In 2001, the concept of “never events” was introduced. The idea was that a never event was one which was identifiable, caused serious injury or death and was almost always preventable. The original list has grown and there are now 29 recognized never events.
Never events are grouped into seven categories.
- Surgical or procedural events
- Product or device events
- Patient protection events
- Care management events
- Environmental events
- Radiologic events
- Criminal events
Examples of surgical events are operations on the wrong patient, on the wrong body part, right patient but wrong surgery or leaving a surgical instrument or foreign object behind in the patient’s body.
Product or device events might arise from an air embolism, a product being used in an inappropriate manner or death or serious injury due to contaminated drugs or products.
Patient protection events include discharging a compromised patient to an unauthorized person, patient disappearance and patient suicide.
Care management events are a big category. Examples of care management events are medication errors (wrong patient, wrong dose, wrong medication, etc.), maternal death in a low risk delivery, death of a neonate in the hospital after a low risk delivery, unsafe administration of blood products, death or serious injury due to failure to communicate test results, and, significantly, serious pressure ulcers which develop after admission to a health care facility.
Environmental events include electric shocks, mistakes involving the delivery of oxygen, burns and death or serious injury resulting from bed rails or patient restraints.
Radiologic events involve any injury arising out of the presence of metal in an MRI area.
Criminal events speak for themselves. Examples are patient assaults, patient abduction, injury due to a person impersonating a physician or other health care provider and sexual abuse of a patient.
A never event may be a rare occurrence at a particular hospital or care facility but, when they occur, they usually cause great harm to the patient. According to recent reports, almost three out of four never events result in death. While never events may be rare at a given facility, there are so many facilities in the United States that never events occur frequently. According to some reports, as many as 4,000 surgical never events occur each year.

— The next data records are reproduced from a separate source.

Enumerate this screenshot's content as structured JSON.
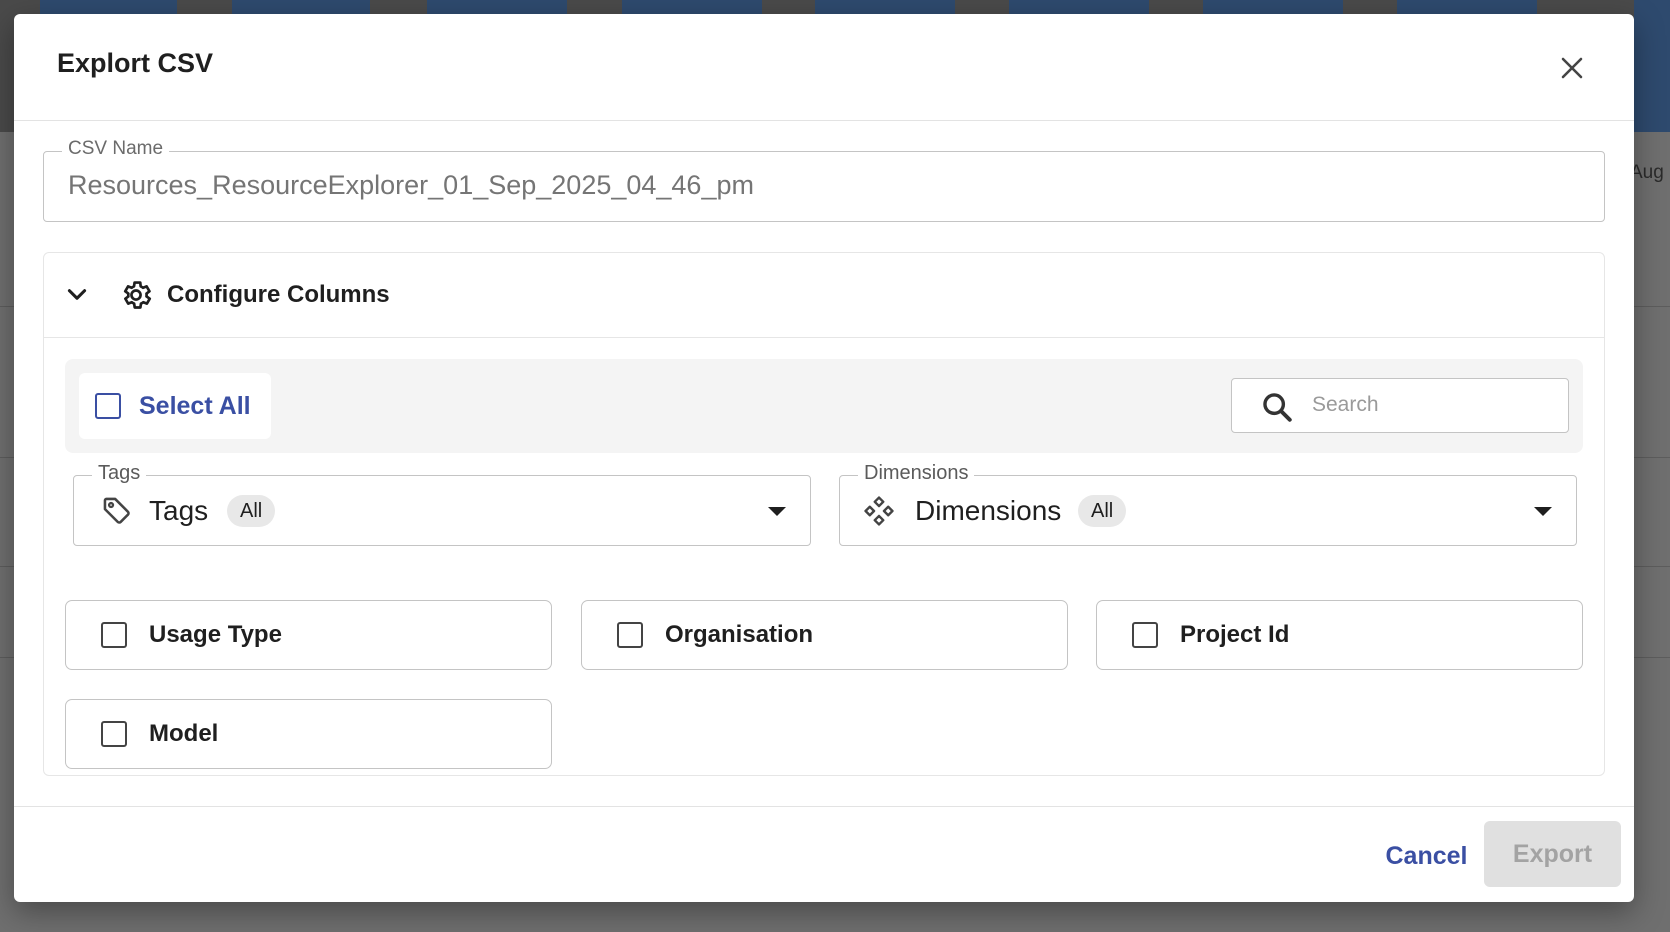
{
  "background": {
    "partial_label": "Aug"
  },
  "dialog": {
    "title": "Explort CSV",
    "close_icon": "close-icon"
  },
  "csv_name": {
    "label": "CSV Name",
    "placeholder": "Resources_ResourceExplorer_01_Sep_2025_04_46_pm"
  },
  "configure_columns": {
    "title": "Configure Columns",
    "expanded": true,
    "toggle_icon": "chevron-down-icon",
    "header_icon": "gear-icon",
    "select_all": {
      "label": "Select All",
      "checked": false
    },
    "search": {
      "placeholder": "Search",
      "value": ""
    },
    "tags": {
      "label": "Tags",
      "value": "Tags",
      "chip": "All",
      "icon": "tag-icon"
    },
    "dimensions": {
      "label": "Dimensions",
      "value": "Dimensions",
      "chip": "All",
      "icon": "dimensions-icon"
    },
    "columns": [
      {
        "label": "Usage Type",
        "checked": false
      },
      {
        "label": "Organisation",
        "checked": false
      },
      {
        "label": "Project Id",
        "checked": false
      },
      {
        "label": "Model",
        "checked": false
      }
    ]
  },
  "footer": {
    "cancel_label": "Cancel",
    "export_label": "Export",
    "export_disabled": true
  },
  "colors": {
    "accent": "#3a4fa3",
    "overlay": "#6f6f6f",
    "disabled_bg": "#e0e0e0",
    "disabled_text": "#a3a3a3"
  }
}
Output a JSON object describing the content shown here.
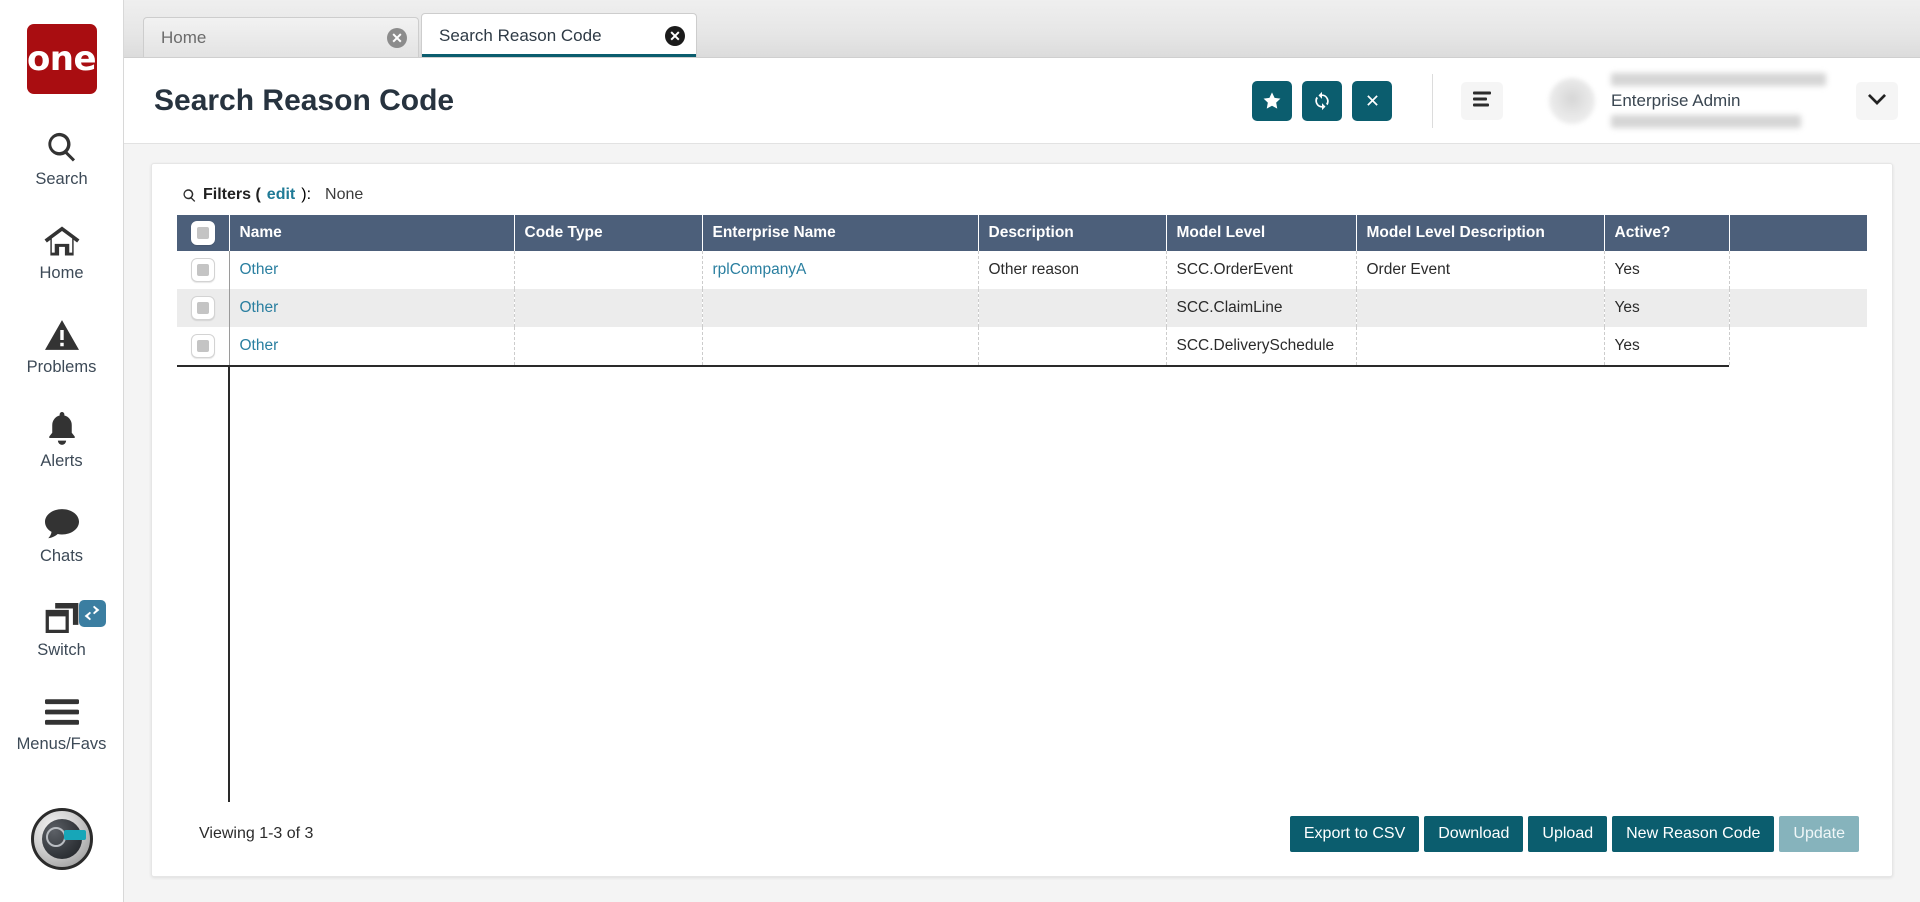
{
  "brand": {
    "logo_text": "one",
    "logo_color": "#a90d11"
  },
  "theme": {
    "accent": "#0b5d6e",
    "table_header": "#4c5f7a",
    "link": "#2a7fa0",
    "badge": "#3b7ea1"
  },
  "rail": {
    "items": [
      {
        "label": "Search",
        "icon": "search-icon"
      },
      {
        "label": "Home",
        "icon": "home-icon"
      },
      {
        "label": "Problems",
        "icon": "warning-triangle-icon"
      },
      {
        "label": "Alerts",
        "icon": "bell-icon"
      },
      {
        "label": "Chats",
        "icon": "chat-bubble-icon"
      },
      {
        "label": "Switch",
        "icon": "switch-windows-icon",
        "badge_icon": "swap-arrows-icon"
      },
      {
        "label": "Menus/Favs",
        "icon": "hamburger-icon"
      }
    ],
    "assistant_icon": "assistant-avatar-icon"
  },
  "tabs": [
    {
      "label": "Home",
      "active": false,
      "close_icon": "close-circle-icon"
    },
    {
      "label": "Search Reason Code",
      "active": true,
      "close_icon": "close-circle-icon"
    }
  ],
  "header": {
    "title": "Search Reason Code",
    "actions": [
      {
        "name": "favorite-button",
        "icon": "star-icon"
      },
      {
        "name": "refresh-button",
        "icon": "refresh-icon"
      },
      {
        "name": "close-button",
        "icon": "x-icon"
      }
    ],
    "menu_icon": "hamburger-icon",
    "avatar_icon": "user-avatar",
    "user_role": "Enterprise Admin",
    "user_name_redacted": "",
    "user_org_redacted": "",
    "caret_icon": "chevron-down-icon"
  },
  "filters": {
    "icon": "search-icon",
    "label": "Filters (",
    "edit_label": "edit",
    "label_end": "):",
    "value": "None"
  },
  "table": {
    "select_all_checkbox": "select-all-checkbox",
    "columns": [
      "Name",
      "Code Type",
      "Enterprise Name",
      "Description",
      "Model Level",
      "Model Level Description",
      "Active?"
    ],
    "rows": [
      {
        "name": "Other",
        "code_type": "",
        "enterprise_name": "rplCompanyA",
        "description": "Other reason",
        "model_level": "SCC.OrderEvent",
        "model_level_description": "Order Event",
        "active": "Yes"
      },
      {
        "name": "Other",
        "code_type": "",
        "enterprise_name": "",
        "description": "",
        "model_level": "SCC.ClaimLine",
        "model_level_description": "",
        "active": "Yes"
      },
      {
        "name": "Other",
        "code_type": "",
        "enterprise_name": "",
        "description": "",
        "model_level": "SCC.DeliverySchedule",
        "model_level_description": "",
        "active": "Yes"
      }
    ]
  },
  "footer": {
    "viewing": "Viewing 1-3 of 3",
    "buttons": [
      {
        "label": "Export to CSV",
        "name": "export-to-csv-button",
        "disabled": false
      },
      {
        "label": "Download",
        "name": "download-button",
        "disabled": false
      },
      {
        "label": "Upload",
        "name": "upload-button",
        "disabled": false
      },
      {
        "label": "New Reason Code",
        "name": "new-reason-code-button",
        "disabled": false
      },
      {
        "label": "Update",
        "name": "update-button",
        "disabled": true
      }
    ]
  }
}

There has been a lot of pressure on hospitals and other care facilities to eliminate never events. For example, Medicare and now many health insurers are refusing to pay bills for treatment associated with a never event. Some states are requiring reporting of all never events and are making those reports public to encourage facilities to do a better job.
So far, nothing has worked and never events continue to occur. If you or a loved one become the victim of a never event, you need to seek prompt legal assistance to protect your rights.